[Your instructions]:
Your answer should be the complete data, copied exactly.

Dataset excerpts
########
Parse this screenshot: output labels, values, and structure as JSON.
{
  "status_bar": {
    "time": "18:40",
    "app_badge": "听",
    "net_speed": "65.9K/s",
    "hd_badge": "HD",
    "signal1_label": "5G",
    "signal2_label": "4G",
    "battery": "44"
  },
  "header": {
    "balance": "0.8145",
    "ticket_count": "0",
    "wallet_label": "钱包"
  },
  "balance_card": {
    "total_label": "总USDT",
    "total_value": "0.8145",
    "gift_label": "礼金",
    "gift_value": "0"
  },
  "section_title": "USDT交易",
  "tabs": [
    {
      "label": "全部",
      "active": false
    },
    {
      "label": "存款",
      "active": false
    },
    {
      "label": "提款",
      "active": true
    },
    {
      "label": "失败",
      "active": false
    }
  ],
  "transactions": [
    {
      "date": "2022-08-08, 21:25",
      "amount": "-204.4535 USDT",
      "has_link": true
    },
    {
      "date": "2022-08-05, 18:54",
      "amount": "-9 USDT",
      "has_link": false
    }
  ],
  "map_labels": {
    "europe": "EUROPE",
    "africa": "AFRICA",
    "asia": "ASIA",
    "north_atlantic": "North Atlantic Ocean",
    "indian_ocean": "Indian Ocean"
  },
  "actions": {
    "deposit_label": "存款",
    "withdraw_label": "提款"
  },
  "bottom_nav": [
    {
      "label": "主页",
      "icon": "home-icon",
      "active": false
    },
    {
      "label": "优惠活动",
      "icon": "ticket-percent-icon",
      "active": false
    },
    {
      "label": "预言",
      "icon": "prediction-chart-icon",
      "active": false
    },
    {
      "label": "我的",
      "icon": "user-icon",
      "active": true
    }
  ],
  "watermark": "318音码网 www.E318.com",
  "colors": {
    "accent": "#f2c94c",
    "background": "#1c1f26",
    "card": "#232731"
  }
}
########
[Result]:
Parse this screenshot: output labels, values, and structure as JSON.
{
  "status_bar": {
    "time": "18:40",
    "app_badge": "听",
    "net_speed": "65.9K/s",
    "hd_badge": "HD",
    "signal1_label": "5G",
    "signal2_label": "4G",
    "battery": "44"
  },
  "header": {
    "balance": "0.8145",
    "ticket_count": "0",
    "wallet_label": "钱包"
  },
  "balance_card": {
    "total_label": "总USDT",
    "total_value": "0.8145",
    "gift_label": "礼金",
    "gift_value": "0"
  },
  "section_title": "USDT交易",
  "tabs": [
    {
      "label": "全部",
      "active": false
    },
    {
      "label": "存款",
      "active": false
    },
    {
      "label": "提款",
      "active": true
    },
    {
      "label": "失败",
      "active": false
    }
  ],
  "transactions": [
    {
      "date": "2022-08-08, 21:25",
      "amount": "-204.4535 USDT",
      "has_link": true
    },
    {
      "date": "2022-08-05, 18:54",
      "amount": "-9 USDT",
      "has_link": false
    }
  ],
  "map_labels": {
    "europe": "EUROPE",
    "africa": "AFRICA",
    "asia": "ASIA",
    "north_atlantic": "North Atlantic Ocean",
    "indian_ocean": "Indian Ocean"
  },
  "actions": {
    "deposit_label": "存款",
    "withdraw_label": "提款"
  },
  "bottom_nav": [
    {
      "label": "主页",
      "icon": "home-icon",
      "active": false
    },
    {
      "label": "优惠活动",
      "icon": "ticket-percent-icon",
      "active": false
    },
    {
      "label": "预言",
      "icon": "prediction-chart-icon",
      "active": false
    },
    {
      "label": "我的",
      "icon": "user-icon",
      "active": true
    }
  ],
  "watermark": "318音码网 www.E318.com",
  "colors": {
    "accent": "#f2c94c",
    "background": "#1c1f26",
    "card": "#232731"
  }
}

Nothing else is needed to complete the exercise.